In Denmark, a 1994 law obliges all national and local governments to use recycled products. Six years later, 10 of 14 counties had developed policies for purchasing green products.

Non-wood alternative fibers are making a comeback as sources of paper. These include hemp (which had been used for 2000 years prior to the industrial application of Keller's wood-based technique of the late 19th century), kenaf and agricultural residues. Unlike wood, agrifibres are lignin-free, and so require less energy and additives.

(Source: Worldwatch Institute. State of the World:2004. Norton. 2004.)

August 22, 2003

From Scientific American: August 2003

A growing body of data suggests that environmental contaminants may not always be poisonous-- they may actually be good for you at low levels. Read article.

Here's a summary of a Jan. 2005 discussion of the same topic on the radio program Quirks and Quarks.

(To listen to the entire program, click here)..
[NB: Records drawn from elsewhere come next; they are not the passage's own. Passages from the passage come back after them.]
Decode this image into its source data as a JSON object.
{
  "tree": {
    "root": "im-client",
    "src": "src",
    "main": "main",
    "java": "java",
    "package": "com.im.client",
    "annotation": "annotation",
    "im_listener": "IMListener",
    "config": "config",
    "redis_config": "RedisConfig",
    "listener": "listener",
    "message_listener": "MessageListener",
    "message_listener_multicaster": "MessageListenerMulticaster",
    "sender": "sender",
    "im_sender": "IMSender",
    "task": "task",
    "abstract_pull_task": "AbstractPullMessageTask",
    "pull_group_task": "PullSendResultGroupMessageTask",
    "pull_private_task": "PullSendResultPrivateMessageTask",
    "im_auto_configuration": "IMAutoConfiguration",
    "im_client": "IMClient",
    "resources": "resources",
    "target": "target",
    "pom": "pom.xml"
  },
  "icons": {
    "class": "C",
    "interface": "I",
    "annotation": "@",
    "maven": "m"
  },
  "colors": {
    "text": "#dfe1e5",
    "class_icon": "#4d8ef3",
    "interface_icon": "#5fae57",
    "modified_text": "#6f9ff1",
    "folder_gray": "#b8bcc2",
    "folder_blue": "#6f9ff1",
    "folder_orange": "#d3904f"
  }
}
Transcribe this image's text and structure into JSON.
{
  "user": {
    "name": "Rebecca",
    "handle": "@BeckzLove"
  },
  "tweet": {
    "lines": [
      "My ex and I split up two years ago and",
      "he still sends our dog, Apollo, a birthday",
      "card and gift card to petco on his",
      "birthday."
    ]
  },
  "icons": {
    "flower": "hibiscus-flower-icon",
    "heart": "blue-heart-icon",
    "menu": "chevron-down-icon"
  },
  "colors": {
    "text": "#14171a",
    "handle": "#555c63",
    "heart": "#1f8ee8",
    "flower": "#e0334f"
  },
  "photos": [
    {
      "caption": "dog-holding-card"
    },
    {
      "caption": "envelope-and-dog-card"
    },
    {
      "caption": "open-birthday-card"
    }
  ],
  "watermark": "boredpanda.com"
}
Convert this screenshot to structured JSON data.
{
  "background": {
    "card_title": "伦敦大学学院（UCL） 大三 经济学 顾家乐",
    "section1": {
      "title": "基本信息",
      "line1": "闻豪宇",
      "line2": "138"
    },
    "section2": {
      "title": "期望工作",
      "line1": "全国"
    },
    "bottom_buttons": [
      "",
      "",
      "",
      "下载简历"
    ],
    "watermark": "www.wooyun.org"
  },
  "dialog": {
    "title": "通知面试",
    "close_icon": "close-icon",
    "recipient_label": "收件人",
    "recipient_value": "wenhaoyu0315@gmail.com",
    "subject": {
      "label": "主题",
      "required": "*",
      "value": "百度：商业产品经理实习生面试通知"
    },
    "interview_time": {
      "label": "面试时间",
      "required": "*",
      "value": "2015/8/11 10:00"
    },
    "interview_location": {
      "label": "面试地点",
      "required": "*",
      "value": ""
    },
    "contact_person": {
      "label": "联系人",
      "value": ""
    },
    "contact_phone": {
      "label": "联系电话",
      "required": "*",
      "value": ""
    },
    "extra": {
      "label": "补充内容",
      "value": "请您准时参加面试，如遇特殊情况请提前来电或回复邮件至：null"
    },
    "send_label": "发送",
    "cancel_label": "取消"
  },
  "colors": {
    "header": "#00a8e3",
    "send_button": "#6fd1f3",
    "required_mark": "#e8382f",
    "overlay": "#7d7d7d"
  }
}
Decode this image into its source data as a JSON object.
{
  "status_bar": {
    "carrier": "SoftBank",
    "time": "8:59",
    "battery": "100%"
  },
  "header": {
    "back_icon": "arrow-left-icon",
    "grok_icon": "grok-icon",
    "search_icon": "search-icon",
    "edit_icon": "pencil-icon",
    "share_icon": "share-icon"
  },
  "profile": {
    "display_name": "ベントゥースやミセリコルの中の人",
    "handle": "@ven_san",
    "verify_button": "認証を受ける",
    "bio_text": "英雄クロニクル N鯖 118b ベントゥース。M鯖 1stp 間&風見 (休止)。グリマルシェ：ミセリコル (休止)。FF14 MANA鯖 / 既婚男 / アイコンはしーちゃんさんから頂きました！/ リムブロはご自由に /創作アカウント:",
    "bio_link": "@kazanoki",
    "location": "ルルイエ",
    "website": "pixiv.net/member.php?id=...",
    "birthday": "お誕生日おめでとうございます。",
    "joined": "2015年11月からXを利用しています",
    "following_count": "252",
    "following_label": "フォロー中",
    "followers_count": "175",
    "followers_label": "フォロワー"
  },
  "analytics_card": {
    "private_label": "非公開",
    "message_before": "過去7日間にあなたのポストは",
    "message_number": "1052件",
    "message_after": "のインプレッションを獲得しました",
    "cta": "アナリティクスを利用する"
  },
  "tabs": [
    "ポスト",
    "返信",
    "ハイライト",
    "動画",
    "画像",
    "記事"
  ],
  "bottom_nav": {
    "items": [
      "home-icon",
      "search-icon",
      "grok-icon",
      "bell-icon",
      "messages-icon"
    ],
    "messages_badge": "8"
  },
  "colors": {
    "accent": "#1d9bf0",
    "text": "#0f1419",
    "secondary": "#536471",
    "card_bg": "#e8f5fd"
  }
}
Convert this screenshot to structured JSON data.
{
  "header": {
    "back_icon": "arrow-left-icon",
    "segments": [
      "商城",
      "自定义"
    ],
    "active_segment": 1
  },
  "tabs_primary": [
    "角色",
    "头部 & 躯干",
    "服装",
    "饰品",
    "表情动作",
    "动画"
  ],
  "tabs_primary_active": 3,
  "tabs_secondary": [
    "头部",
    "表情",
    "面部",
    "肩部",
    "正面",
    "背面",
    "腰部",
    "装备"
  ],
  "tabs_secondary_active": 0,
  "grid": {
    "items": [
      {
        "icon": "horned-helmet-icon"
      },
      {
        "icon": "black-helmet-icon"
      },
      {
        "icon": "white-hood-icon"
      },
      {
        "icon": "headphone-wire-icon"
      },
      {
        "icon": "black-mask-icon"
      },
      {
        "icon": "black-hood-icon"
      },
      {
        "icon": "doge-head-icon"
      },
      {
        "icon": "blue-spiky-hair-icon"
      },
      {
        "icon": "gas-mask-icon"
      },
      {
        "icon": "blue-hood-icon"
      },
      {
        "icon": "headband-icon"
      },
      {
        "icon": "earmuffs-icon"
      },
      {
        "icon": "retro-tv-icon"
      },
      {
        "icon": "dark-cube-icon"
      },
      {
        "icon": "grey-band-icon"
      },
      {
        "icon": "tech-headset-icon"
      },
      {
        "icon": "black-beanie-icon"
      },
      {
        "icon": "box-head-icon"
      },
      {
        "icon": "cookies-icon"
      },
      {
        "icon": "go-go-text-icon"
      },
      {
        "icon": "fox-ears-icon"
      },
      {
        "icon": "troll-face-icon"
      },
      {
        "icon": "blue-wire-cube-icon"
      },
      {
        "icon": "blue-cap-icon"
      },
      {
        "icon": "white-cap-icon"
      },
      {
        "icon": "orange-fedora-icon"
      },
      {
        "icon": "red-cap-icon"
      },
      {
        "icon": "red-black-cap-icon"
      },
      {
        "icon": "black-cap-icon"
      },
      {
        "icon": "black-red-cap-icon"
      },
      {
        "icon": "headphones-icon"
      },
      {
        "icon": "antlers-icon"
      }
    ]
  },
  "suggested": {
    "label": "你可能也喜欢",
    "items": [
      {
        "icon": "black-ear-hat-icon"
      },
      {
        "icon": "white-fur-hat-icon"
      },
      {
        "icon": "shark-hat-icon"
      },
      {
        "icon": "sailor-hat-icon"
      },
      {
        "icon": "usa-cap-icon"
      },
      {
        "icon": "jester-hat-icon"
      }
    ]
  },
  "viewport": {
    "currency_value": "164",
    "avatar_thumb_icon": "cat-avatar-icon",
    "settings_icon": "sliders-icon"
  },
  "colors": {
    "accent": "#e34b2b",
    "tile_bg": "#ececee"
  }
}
"A radical and largely forgotten idea has been dusted off, polished up and reintroduced to the scientific world. The idea, as toxicologist Dr. Michael Dourson from the consulting firm of Toxicology Excellence for Risk Assessment explains, is that small amounts of chemicals, just below the toxic levels, may actually provide some benefit to our systems. This theory, called hormesis, has been championed by Dr. Edward Calabrese, a toxicologist from the University of Massachusetts at Amherst. He's gathered a mass of data that he says show that many toxins, in animal or plant experiments, produce benefits at certain low doses."

"Not all researchers agree that hormesis is a common or general response, though. Dr. Daniel Krewski, director of the McLaughlin Centre for Population Health Risk Assessment at the University of Ottawa, thinks that, while hormesis is an interesting phenomenon and may occur in some circumstances, many toxins are probably poisonous at even the lowest levels. He says his work with radiation, for example, doesn't seem to support the idea of hormesis. Dr. Devra Lee Davis, professor of Epidemiology and the director of the Center for Environmental Oncology at the University of Pittsburgh Cancer Institute, thinks hormesis could be a dangerous idea. Hormesis suggests that low doses of carcinogens aren't toxic. She doesn't believe the science supports this idea, and she's concerned it might be taken as an excuse for increasing the allowable levels of these toxins in the environment."

January 2, 1999

This is by no means fresh news, but it's still valid information regarding the benefits of quitting smoking.Source: American Cancer Society